A second biographical sketch came from the pen of the Rev. Michael Phelan, S.J., of the Limerick community, who also enjoyed the personal friendship of the author. He wrote his impressions while Canon Sheehan was in his last illness and unable to revise them. This fact no doubt accounts for some inaccuracies which I shall have occasion to correct in the course of the biography. At his account of Father Sheehan appeared simultaneously in the Irish Monthly and the Catholic World, and was reprinted by the Catholic Mind. The latter attributes the sketch to the Rev. John J. Horgan, S.J. The fact is the author is an Irish solicitor, whose uncle, as curate of Mallow parish, had young Patrick Sheehan in his church choir. Fr. Horgan himself began his literary career under the influence of Canon Sheehan, and is the author of Great Catholic Laymen and a number of monographs. His close acquaintance with the pastor of Doneraile enabled him to give a true appreciation of the latter; but he does not touch upon the Canon’s domestic or pastoral relations. Beyond such friendly reminiscences, and detached details of the Canon’s career in the Irish and English press on the occasion of his death, there has been no attempt at a complete biography. Apart from these gleanings which put me in the way of fur-ther sources of information, I owe much thoughtful aid in obtaining the requisite material for this sketch to Mother Mary Ita O’Connell of the Presentation Con-vent at Doneraile, whose generous devotion to the interests of education and religion during the years of Canon Sheehan’s pastorate gave her exceptional opportunities of forming an accurate and sympa-thetic judgment of his life among the people of Doneraile. I have likewise to acknowledge the services of Dr. Grattan Flood, who permitted the use of some unpublished MSS. and letters, and other information which made it possible to obtain accurate accounts of the transactions relating to the “Land Settlement” in the district of Doneraile, in which the Canon had taken a leading part as representative of his flock. The Bishop of Cloyne, through his secretary the Rev. William F. Browne, kindly fur-nished me copies of my correspondence with the author of My New Curate covering the period between 1897 and 1910, and other pertinent information. To Lord and Lady Castletown of Doneraile, whose respect and friendship the Canon enjoyed to the close of his life; Colonel Grove White, member of the Cork Historical Society; the Rev. John Burton, P.P., of Donoughmore; Brother P. A. Mulhall, director of the Doneraile Boys’ School; Lady Gilbert (Rosa Mulholland), Miss Agnes Clune Quinlan of Limerick, resident in America; Justice Oliver Wendell Holmes, of the Supreme Court of the United States, and others who, being personally acquainted with the Canon, kindly replied to my inquiries directly or indirectly, I also return thanks.

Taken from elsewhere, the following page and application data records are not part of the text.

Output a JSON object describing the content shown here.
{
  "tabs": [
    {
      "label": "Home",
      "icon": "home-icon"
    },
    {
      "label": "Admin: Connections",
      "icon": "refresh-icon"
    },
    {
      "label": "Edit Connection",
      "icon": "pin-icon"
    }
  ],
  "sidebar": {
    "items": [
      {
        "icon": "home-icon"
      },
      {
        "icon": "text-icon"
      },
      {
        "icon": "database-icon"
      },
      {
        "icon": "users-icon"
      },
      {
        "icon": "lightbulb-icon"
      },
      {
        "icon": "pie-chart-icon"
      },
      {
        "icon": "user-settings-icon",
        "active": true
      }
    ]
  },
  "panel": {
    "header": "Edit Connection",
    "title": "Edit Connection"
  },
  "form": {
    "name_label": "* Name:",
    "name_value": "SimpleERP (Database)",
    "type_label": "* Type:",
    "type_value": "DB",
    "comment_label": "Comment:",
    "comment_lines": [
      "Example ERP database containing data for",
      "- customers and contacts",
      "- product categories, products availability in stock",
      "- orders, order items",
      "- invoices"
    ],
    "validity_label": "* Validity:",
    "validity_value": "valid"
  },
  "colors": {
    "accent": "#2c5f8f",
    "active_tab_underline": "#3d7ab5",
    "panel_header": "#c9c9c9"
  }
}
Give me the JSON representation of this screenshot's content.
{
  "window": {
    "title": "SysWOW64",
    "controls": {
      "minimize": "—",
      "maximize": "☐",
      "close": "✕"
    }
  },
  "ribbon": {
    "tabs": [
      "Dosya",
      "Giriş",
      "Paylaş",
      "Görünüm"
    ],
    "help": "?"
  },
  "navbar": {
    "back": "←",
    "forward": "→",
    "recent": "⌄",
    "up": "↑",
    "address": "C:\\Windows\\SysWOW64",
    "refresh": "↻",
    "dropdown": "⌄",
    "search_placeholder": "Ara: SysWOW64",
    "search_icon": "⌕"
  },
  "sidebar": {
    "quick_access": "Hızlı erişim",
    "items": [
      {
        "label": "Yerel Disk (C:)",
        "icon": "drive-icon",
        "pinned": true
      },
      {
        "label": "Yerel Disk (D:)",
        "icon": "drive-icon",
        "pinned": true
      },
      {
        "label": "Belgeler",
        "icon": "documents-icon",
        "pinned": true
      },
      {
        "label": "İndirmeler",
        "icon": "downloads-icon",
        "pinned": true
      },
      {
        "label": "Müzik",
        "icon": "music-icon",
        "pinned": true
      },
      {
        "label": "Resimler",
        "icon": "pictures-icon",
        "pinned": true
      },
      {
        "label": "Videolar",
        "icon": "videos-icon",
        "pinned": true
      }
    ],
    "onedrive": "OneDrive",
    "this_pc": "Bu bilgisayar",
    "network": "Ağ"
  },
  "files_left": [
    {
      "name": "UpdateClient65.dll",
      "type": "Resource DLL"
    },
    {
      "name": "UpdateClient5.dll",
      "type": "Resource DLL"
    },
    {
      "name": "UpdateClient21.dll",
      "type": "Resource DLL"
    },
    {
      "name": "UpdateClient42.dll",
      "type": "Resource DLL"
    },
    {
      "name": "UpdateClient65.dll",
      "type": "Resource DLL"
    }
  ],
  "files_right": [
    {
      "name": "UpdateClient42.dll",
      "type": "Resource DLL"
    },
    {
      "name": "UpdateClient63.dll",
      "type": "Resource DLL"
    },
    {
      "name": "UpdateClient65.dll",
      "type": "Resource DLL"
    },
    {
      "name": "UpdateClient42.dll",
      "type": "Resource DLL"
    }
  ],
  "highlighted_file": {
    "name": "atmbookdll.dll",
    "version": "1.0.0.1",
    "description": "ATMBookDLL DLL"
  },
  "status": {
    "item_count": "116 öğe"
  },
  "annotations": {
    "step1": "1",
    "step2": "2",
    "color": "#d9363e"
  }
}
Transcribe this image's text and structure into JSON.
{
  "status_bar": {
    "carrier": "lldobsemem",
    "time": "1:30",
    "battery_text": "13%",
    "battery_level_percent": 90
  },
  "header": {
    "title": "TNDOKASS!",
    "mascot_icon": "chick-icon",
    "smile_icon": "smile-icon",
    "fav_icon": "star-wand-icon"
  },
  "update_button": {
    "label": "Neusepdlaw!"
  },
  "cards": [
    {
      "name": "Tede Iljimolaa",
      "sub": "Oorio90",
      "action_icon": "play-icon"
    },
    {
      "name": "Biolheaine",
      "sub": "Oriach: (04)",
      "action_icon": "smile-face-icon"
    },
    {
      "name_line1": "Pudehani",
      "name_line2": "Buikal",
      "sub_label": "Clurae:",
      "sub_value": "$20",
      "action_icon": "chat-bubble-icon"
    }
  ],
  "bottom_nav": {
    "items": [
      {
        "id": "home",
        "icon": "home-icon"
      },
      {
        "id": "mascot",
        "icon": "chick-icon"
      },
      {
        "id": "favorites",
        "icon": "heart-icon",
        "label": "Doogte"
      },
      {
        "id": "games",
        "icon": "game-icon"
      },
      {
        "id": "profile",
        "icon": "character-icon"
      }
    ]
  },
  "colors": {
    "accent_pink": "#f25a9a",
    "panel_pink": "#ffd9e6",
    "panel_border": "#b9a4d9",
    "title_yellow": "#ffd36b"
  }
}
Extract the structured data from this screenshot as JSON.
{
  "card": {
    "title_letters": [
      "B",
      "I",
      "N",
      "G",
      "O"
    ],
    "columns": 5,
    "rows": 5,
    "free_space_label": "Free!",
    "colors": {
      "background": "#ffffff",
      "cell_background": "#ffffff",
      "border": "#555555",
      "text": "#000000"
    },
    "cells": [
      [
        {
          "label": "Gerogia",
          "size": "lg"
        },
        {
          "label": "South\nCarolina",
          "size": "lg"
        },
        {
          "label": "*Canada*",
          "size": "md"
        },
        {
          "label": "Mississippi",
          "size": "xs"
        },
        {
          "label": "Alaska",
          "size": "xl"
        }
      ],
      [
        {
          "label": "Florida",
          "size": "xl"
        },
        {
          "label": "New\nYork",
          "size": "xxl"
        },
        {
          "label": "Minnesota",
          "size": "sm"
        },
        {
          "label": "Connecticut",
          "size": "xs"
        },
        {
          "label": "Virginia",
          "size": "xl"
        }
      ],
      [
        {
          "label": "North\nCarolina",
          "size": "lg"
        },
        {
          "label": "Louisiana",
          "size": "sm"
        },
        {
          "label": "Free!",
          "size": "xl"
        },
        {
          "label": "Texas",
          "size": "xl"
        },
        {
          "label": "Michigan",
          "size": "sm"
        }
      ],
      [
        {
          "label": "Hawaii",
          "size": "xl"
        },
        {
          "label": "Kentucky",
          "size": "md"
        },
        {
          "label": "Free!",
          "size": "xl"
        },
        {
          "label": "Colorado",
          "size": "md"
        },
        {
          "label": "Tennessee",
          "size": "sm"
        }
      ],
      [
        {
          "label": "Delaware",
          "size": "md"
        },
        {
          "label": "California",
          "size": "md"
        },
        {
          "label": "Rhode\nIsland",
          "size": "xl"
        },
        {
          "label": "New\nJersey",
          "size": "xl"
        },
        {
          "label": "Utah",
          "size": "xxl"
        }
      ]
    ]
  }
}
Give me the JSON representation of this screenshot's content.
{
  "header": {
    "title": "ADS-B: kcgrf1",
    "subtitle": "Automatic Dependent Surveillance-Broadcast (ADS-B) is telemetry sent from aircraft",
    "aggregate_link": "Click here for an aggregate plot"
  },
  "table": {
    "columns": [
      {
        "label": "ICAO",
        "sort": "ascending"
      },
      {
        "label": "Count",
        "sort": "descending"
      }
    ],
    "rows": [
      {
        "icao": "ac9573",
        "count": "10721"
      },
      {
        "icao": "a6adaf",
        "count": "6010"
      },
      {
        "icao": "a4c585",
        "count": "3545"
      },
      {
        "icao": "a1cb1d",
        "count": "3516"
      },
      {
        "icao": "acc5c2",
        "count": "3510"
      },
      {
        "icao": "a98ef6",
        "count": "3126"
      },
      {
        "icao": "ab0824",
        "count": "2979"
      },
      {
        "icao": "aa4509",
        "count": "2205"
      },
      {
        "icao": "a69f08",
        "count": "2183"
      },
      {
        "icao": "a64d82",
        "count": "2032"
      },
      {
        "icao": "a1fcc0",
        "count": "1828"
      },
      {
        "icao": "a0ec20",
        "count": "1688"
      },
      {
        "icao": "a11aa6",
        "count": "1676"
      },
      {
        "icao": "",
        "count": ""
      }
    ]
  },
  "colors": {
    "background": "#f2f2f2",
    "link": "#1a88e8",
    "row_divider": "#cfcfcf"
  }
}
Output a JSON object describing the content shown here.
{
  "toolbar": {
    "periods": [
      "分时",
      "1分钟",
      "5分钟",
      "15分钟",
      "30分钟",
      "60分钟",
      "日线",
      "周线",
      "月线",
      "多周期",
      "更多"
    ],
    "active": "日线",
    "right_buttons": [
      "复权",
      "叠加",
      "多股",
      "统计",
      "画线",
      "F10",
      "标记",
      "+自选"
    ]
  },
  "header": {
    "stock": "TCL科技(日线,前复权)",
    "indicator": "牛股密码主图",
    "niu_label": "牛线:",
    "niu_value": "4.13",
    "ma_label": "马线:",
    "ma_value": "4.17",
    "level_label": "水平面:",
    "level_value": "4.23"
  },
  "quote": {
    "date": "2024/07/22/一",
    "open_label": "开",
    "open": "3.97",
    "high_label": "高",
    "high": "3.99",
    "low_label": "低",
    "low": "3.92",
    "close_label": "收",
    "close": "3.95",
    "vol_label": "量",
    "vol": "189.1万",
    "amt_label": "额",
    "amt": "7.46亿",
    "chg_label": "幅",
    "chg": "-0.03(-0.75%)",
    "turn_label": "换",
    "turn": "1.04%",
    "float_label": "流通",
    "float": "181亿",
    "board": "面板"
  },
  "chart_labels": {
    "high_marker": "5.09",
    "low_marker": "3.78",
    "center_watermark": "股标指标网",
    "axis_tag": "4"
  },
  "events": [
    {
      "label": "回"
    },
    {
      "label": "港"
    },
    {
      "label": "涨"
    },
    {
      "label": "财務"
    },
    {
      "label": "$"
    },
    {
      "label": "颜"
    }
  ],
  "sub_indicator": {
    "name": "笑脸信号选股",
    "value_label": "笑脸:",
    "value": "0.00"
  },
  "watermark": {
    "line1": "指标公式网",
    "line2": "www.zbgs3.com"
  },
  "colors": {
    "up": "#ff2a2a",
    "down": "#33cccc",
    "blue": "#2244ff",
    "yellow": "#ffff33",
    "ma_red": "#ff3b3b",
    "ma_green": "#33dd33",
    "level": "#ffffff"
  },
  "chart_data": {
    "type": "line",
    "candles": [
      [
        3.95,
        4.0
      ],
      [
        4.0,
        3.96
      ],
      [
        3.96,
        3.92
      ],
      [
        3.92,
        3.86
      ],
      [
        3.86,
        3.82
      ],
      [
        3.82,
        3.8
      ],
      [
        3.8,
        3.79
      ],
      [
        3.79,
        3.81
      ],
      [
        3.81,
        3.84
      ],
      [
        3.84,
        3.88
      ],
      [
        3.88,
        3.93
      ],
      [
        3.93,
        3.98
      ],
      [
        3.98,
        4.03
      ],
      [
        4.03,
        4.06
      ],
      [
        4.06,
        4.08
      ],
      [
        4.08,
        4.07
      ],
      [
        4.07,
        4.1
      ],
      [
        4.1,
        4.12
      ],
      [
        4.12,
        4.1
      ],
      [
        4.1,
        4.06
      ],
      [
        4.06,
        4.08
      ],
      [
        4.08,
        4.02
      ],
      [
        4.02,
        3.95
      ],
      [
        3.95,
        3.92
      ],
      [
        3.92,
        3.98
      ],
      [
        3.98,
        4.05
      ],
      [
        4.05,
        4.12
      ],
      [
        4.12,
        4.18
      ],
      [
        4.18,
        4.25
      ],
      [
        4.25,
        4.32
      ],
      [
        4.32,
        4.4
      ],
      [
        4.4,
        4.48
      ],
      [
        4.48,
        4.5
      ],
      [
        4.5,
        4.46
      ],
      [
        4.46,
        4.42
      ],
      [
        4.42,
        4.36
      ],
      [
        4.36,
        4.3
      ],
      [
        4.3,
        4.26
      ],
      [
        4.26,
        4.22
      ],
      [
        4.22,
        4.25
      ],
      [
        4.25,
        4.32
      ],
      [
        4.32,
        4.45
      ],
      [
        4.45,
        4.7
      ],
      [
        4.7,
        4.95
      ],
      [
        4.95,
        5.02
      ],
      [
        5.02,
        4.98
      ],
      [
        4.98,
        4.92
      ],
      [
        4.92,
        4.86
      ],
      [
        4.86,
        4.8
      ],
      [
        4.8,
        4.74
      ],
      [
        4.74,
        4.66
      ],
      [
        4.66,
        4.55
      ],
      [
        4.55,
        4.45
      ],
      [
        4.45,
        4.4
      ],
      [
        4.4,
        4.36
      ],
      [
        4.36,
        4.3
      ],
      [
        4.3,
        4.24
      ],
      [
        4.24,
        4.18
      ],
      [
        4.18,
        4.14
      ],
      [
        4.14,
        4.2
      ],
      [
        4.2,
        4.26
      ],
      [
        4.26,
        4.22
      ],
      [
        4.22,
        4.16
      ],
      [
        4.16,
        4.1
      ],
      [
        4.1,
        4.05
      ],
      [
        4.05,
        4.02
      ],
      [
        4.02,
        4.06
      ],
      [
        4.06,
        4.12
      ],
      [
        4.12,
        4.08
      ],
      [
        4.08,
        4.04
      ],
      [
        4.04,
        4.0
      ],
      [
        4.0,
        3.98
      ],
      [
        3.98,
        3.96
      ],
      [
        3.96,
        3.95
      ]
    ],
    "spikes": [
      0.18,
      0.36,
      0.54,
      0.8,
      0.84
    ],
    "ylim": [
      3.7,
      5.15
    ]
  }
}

Lastly I wish to express my indebtedness to Mr. Edward Galbally, associate editor and mana-ger of the Ecclesiastical Review, for his aid in completing this biog-raphy by undertaking a journey, amid the trying conditions of the European war, in order to verify certain details of locality and other data connected with the late Canon’s life.